Toddler sleep concerns: won’t nap
How much sleep does my toddler need during the day?
The amount of sleep your toddler needs depends on his age, as well as his unique personality and physical needs. However, by about 18 months, most toddlers go from two daytime naps to just one, two-hour nap.
This will probably change to a one-and-a-half-hour nap by the time your toddler’s two, and just one hour when he reaches three.
These are only averages though. If your toddler sleeps well at night, and doesn’t seem tired during the day, then he probably doesn’t need a nap. If he’s often grizzly and irritable, always falls asleep in the car, or has broken sleep at night, he probably does.
Why does my toddler refuse to nap?
Life is incredibly exciting for your toddler. There’s so much to learn and explore that he’s probably just reluctant to miss any fun. However, this is all the more reason to set aside quiet time during the day. He needs the chance to refuel for even more adventures.
You toddler may also have trouble napping if:
- he doesn’t have a regular naptime
- he has too much TV or tablet screen time
- he’s over-tired, which may make him too tense and grumpy to drop off easily
- he is over-stimulated due to a special event such as a birthday party or a trip to the zoo
What can I do to help my toddler nap?
Try to establish a regular naptime routine. This can be a shorter version of your bedtime routine, such as reading a short story and having a cuddle.
Once your toddler’s having just one nap a day, it usually works well for it to be right after lunch. This way he’ll learn that the end of the meal is his cue to wind down. However, as long as you’re consistent, he’ll start to associate a particular time, place and set of activities with his nap. This should help him fall asleep more easily.
It’s hard to stick to a regular nap time on special occasions. But if you can keep it at the usual time, your extra effort will probably pay off. Not only is he likely to be more cheerful during the day, it may also help him sleep better at night.
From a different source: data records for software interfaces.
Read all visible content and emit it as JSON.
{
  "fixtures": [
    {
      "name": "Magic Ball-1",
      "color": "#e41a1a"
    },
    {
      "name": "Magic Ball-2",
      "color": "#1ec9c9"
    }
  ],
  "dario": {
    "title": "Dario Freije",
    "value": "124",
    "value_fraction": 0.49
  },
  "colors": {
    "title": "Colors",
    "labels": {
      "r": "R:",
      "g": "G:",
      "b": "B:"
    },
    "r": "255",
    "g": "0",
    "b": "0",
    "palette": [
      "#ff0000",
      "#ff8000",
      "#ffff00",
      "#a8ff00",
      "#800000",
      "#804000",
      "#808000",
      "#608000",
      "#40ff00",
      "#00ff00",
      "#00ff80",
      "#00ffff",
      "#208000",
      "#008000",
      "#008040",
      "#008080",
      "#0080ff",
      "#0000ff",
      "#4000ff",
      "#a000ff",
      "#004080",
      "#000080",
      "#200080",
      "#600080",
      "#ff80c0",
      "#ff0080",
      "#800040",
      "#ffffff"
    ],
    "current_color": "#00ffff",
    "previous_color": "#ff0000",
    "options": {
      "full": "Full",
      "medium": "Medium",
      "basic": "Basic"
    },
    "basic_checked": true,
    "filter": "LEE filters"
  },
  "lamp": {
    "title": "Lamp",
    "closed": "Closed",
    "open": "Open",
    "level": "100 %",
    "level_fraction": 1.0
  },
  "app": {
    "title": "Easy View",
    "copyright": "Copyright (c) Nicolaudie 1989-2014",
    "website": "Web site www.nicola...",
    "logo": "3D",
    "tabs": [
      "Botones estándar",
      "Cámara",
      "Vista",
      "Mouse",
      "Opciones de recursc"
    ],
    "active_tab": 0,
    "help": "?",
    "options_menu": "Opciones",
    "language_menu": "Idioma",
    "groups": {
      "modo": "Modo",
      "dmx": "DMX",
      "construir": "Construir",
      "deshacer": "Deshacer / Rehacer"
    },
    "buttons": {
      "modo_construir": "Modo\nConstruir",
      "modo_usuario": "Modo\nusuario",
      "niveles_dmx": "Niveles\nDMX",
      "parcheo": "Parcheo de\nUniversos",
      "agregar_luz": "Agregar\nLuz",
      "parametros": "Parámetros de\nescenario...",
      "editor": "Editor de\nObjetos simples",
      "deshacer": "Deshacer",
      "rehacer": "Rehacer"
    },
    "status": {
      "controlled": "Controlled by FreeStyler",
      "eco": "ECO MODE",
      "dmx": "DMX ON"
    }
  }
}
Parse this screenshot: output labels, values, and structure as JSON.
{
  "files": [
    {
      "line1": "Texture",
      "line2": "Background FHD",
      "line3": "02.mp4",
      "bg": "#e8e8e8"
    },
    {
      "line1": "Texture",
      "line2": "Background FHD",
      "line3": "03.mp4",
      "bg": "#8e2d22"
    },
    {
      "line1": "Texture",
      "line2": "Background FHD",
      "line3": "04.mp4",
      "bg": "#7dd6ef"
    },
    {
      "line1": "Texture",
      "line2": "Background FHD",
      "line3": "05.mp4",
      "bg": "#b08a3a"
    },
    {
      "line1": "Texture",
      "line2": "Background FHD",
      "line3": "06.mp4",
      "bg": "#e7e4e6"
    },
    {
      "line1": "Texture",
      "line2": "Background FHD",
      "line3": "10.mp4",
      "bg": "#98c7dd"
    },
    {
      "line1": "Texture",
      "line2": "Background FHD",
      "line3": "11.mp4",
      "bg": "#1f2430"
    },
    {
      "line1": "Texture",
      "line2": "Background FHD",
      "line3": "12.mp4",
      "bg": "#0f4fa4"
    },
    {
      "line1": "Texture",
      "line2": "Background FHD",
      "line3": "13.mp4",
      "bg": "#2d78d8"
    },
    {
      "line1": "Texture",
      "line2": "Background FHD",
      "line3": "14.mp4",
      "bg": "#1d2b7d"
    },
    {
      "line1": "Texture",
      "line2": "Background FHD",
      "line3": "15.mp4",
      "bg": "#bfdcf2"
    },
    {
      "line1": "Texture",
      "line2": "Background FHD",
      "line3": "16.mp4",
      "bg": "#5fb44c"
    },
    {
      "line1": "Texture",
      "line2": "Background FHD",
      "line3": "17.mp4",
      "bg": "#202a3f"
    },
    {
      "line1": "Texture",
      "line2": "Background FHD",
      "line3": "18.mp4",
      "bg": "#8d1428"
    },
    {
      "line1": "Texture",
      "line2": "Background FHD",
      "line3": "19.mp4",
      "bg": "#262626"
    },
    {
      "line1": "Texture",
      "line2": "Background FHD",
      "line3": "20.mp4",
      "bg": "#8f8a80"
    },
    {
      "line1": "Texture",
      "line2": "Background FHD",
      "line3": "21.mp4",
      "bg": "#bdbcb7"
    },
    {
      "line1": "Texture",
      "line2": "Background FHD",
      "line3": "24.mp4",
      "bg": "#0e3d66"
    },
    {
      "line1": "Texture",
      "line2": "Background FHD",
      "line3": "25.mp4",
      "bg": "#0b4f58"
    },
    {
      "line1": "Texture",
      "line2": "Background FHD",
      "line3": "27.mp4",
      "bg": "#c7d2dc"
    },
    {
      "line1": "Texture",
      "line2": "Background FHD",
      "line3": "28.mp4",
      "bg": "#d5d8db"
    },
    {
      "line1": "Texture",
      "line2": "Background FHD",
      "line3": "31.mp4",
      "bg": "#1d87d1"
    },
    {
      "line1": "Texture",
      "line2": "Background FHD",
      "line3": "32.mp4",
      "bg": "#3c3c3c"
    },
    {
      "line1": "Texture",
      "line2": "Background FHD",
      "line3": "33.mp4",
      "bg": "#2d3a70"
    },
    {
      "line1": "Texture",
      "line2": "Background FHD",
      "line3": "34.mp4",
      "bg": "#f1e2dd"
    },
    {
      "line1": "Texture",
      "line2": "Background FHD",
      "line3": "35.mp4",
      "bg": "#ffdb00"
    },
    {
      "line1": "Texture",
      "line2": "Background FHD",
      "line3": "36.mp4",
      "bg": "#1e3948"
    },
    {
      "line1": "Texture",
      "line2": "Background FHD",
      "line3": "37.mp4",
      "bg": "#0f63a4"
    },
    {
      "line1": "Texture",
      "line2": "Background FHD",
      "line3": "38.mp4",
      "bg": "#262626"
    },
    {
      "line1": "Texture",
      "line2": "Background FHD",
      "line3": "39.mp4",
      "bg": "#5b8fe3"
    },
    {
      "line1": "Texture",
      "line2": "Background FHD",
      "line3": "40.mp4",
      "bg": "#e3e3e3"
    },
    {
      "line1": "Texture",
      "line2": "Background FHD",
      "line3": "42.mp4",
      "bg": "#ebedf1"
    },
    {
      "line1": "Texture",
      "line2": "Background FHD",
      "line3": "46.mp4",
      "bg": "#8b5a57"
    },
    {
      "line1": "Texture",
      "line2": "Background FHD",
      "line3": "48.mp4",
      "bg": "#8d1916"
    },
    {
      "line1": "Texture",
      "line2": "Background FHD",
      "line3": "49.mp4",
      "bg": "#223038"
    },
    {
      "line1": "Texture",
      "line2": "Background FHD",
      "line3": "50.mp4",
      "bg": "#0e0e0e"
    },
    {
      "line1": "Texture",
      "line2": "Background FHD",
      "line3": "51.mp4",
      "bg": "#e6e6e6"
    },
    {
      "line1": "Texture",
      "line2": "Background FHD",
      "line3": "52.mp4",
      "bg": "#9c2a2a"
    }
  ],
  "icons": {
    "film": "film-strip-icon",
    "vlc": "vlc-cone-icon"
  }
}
If you’re still worried about your toddler’s sleeping habits, you can always talk to your health visitor.